The relationship between a football club and its supporters remains central to the modern game. Leeds United are backed by one of the most passionate fan bases in the country, a support reflected in the Central Library collections: the earliest example being a 1958 photograph of the Leeds United Supporter’s Club (Beeston Branch), part of our Leodis collection.
The fan experience is best expressed through two print sources, however – match-day programmes and fanzines, which can be thought of as two-sides of the same experience: one official and occasionally sanitised; the other revelling in a post-punk, DIY attitude and aesthetic.
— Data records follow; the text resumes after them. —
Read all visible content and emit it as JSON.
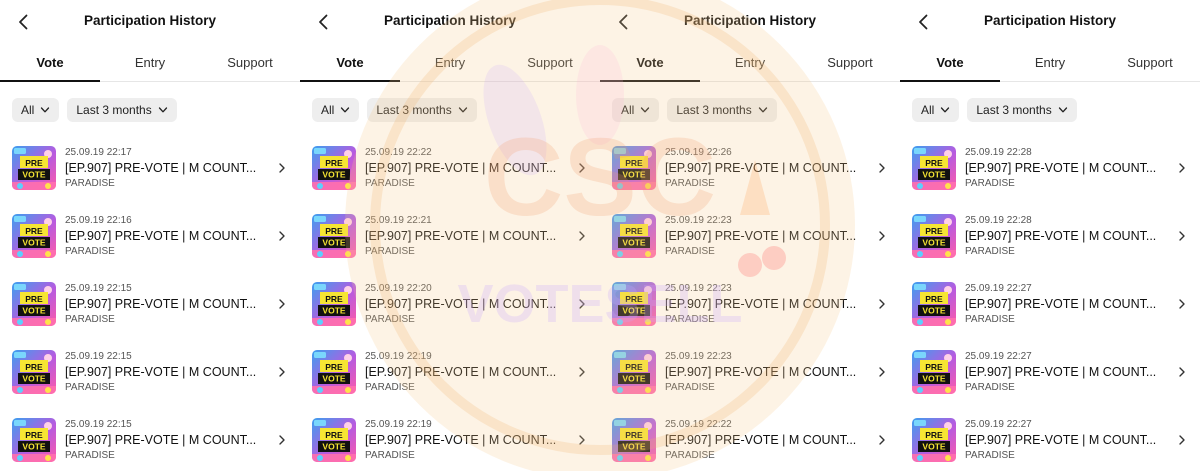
{
  "panels": [
    {
      "header": {
        "title": "Participation History"
      },
      "tabs": {
        "vote": "Vote",
        "entry": "Entry",
        "support": "Support"
      },
      "filters": {
        "all": "All",
        "period": "Last 3 months"
      },
      "items": [
        {
          "time": "25.09.19 22:17",
          "name": "[EP.907] PRE-VOTE | M COUNT...",
          "artist": "PARADISE"
        },
        {
          "time": "25.09.19 22:16",
          "name": "[EP.907] PRE-VOTE | M COUNT...",
          "artist": "PARADISE"
        },
        {
          "time": "25.09.19 22:15",
          "name": "[EP.907] PRE-VOTE | M COUNT...",
          "artist": "PARADISE"
        },
        {
          "time": "25.09.19 22:15",
          "name": "[EP.907] PRE-VOTE | M COUNT...",
          "artist": "PARADISE"
        },
        {
          "time": "25.09.19 22:15",
          "name": "[EP.907] PRE-VOTE | M COUNT...",
          "artist": "PARADISE"
        }
      ]
    },
    {
      "header": {
        "title": "Participation History"
      },
      "tabs": {
        "vote": "Vote",
        "entry": "Entry",
        "support": "Support"
      },
      "filters": {
        "all": "All",
        "period": "Last 3 months"
      },
      "items": [
        {
          "time": "25.09.19 22:22",
          "name": "[EP.907] PRE-VOTE | M COUNT...",
          "artist": "PARADISE"
        },
        {
          "time": "25.09.19 22:21",
          "name": "[EP.907] PRE-VOTE | M COUNT...",
          "artist": "PARADISE"
        },
        {
          "time": "25.09.19 22:20",
          "name": "[EP.907] PRE-VOTE | M COUNT...",
          "artist": "PARADISE"
        },
        {
          "time": "25.09.19 22:19",
          "name": "[EP.907] PRE-VOTE | M COUNT...",
          "artist": "PARADISE"
        },
        {
          "time": "25.09.19 22:19",
          "name": "[EP.907] PRE-VOTE | M COUNT...",
          "artist": "PARADISE"
        }
      ]
    },
    {
      "header": {
        "title": "Participation History"
      },
      "tabs": {
        "vote": "Vote",
        "entry": "Entry",
        "support": "Support"
      },
      "filters": {
        "all": "All",
        "period": "Last 3 months"
      },
      "items": [
        {
          "time": "25.09.19 22:26",
          "name": "[EP.907] PRE-VOTE | M COUNT...",
          "artist": "PARADISE"
        },
        {
          "time": "25.09.19 22:23",
          "name": "[EP.907] PRE-VOTE | M COUNT...",
          "artist": "PARADISE"
        },
        {
          "time": "25.09.19 22:23",
          "name": "[EP.907] PRE-VOTE | M COUNT...",
          "artist": "PARADISE"
        },
        {
          "time": "25.09.19 22:23",
          "name": "[EP.907] PRE-VOTE | M COUNT...",
          "artist": "PARADISE"
        },
        {
          "time": "25.09.19 22:22",
          "name": "[EP.907] PRE-VOTE | M COUNT...",
          "artist": "PARADISE"
        }
      ]
    },
    {
      "header": {
        "title": "Participation History"
      },
      "tabs": {
        "vote": "Vote",
        "entry": "Entry",
        "support": "Support"
      },
      "filters": {
        "all": "All",
        "period": "Last 3 months"
      },
      "items": [
        {
          "time": "25.09.19 22:28",
          "name": "[EP.907] PRE-VOTE | M COUNT...",
          "artist": "PARADISE"
        },
        {
          "time": "25.09.19 22:28",
          "name": "[EP.907] PRE-VOTE | M COUNT...",
          "artist": "PARADISE"
        },
        {
          "time": "25.09.19 22:27",
          "name": "[EP.907] PRE-VOTE | M COUNT...",
          "artist": "PARADISE"
        },
        {
          "time": "25.09.19 22:27",
          "name": "[EP.907] PRE-VOTE | M COUNT...",
          "artist": "PARADISE"
        },
        {
          "time": "25.09.19 22:27",
          "name": "[EP.907] PRE-VOTE | M COUNT...",
          "artist": "PARADISE"
        }
      ]
    }
  ],
  "thumbnail": {
    "line1": "PRE",
    "line2": "VOTE",
    "icon": "pre-vote-thumbnail-icon"
  },
  "watermark": {
    "logo": "CSC",
    "text": "VOTESELL"
  },
  "colors": {
    "active_tab_underline": "#111111",
    "chip_background": "#eeeeee",
    "thumb_blue": "#2f8fe0",
    "thumb_pink": "#ff4fa0",
    "thumb_yellow": "#f6e533",
    "thumb_purple": "#7a3fd6",
    "watermark_orange": "#f3b36a"
  }
}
The Central Library holds a good collection of match-day programmes, mainly from the 1990s and 2000s, but including a handful from the 1960s and 70s. The match-day experience is also thoroughly-explored in one of the best books ever written about the history of Leeds: Jon Howe’s The Only Place for Us: An A-Z History of Elland Road.
Fanzines, too, are well-represented at the Central Library, including occasional copies of 1980s publications The Peacock, The Hanging Sheep and Crossbar. The best-known Leeds United fanzine, however, is The Square Ball; the Central Library holds a small selection of issues, mainly from the 2012/2013 season, together with The Square Ball: The First Twenty Years of the Leeds United Fanzine, a book collecting highlights from 1989 to 2008.
While fanzines remain the primary vehicle for expressing fan emotions, some supporters have also written autobiographical books. Heidi Haigh’s Follow Me and Leeds United explores life as a female fan in the exciting, if occasionally dangerous, 1970s, while Gary Edwards’ Fanatical covers his attendance at every LUFC match from 1968 to 2014. Fanthology (2004) collects memories from a range of fans, including Leeds author Louise Rennison.
Leeds United fans have not always enjoyed the best reputation. Two publications tell part of that darker story: a 1986 report by the Home Office looks at the tragic events in May 1985, when Leeds’ match at Birmingham City was overshadowed by serious, fatal hooligan violence. Terror on Our Terraces, a joint 1988 publication from the Leeds Trades Union Council and Leeds Anti-Fascist Action, confronts the presence of the far-right at Elland Road and led to the launch of the Marching Altogether fanzine, which more broadly challenged racist behaviour at the ground.